What Is a Legacy of Slavery?


Because slavery is so central to the history of the United States—its origins, economic development, society, culture, politics, and law—it has left in its wake a wide array of legacies that seem ever-present yet ever-changing in our world. Sometimes the question of slavery’s legacy seems out-of-focus, inaccessible, or expressed in fuzzy language. Other times the legacy of slavery and emancipation may confront us when we least expect it. In 1961, in an essay in the New York Times titled “As Much Truth as One Can Bear,” James Baldwin observed that when Americans reflect on their history, the “words are mostly used to cover the sleeper, not to wake him up.” Indeed, the living meanings, surviving challenges, and sometimes seemingly intractable problems born of great events or vast human practices and systems from the past are what make history matter. This is why legacies matter. And that is why the Council of Independent Colleges and the Gilder Lehrman Center have launched the Legacies of American Slavery project….

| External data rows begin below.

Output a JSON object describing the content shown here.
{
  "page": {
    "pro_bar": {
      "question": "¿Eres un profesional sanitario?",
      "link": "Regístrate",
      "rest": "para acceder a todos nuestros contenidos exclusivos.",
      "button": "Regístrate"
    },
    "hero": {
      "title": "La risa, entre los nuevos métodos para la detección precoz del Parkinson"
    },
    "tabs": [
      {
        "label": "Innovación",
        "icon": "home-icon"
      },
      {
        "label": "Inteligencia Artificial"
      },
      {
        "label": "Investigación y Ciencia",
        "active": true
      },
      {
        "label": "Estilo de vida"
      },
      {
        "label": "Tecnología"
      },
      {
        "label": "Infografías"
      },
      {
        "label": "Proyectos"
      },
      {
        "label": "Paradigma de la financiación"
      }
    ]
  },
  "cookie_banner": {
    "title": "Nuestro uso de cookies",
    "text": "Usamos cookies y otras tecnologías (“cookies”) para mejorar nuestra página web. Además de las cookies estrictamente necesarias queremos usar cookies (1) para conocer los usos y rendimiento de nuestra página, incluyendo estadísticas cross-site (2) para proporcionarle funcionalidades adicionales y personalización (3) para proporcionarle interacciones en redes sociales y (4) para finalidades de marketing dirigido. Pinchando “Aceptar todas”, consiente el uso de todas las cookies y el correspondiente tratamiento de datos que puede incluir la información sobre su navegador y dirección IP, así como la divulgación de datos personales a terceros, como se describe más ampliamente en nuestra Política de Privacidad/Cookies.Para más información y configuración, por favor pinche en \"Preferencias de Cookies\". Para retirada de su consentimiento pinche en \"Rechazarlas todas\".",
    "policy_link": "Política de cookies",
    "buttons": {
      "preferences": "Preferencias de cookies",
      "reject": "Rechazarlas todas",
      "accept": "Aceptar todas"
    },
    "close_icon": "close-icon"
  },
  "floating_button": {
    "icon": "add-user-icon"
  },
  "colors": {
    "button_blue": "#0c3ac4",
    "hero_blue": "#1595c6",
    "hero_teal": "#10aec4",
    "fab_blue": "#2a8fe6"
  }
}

What then is a legacy? A historical legacy can be an idea or an eternally recurring question at the root of a dream—for example, “Why is human equality so hard to achieve?” A legacy can be emotional, manifesting itself in habits of thought, assumptions, behaviors, and lasting psychological patterns of struggle, action, or expectation. A legacy can be political, emerging in voting tendencies and recurring public policy issues. A legacy can be economic, evolving in patterns of growth and access or lack of access to material goods, services, human capital. A legacy can exist in law, in court decisions, in government policies that change when challenged or revert to older practices in times of reaction. Legacies can be laid down and commemorated in stone, in bronze, in musical traditions, in all manner of artistic forms. Legacies can be embodied in a very literal sense, as patterns of health and disease that can be traced to past experience through medical research. A legacy might be as local as a family story passed from generation to generation, or as big as a national origin narrative. Legacies can be institutional, growing as part of organizations that exist to educate, advocate, preserve, protest, or advance a set of ideas….

PDFRead the full essay by David Blight.

David Blight headshotDavid W. Blight is Sterling Professor of History, of African American Studies, and of American Studies at Yale University, where he also directs the Gilder Lehrman Center for the Study of Slavery, Resistance, and Abolition. His latest book, Frederick Douglass: Prophet of Freedom, received the Pulitzer Prize for History in 2019. His previous books include Race and Reunion: The Civil War in American Memory and American Oracle: The Civil War in the Civil Rights Era. Prior to joining the Yale faculty in 2003, Blight taught at Amherst College, North Central College, Harvard University, and the public high school in his home town of Flint, Michigan. Blight is the director of CIC’s Legacies of American Slavery project.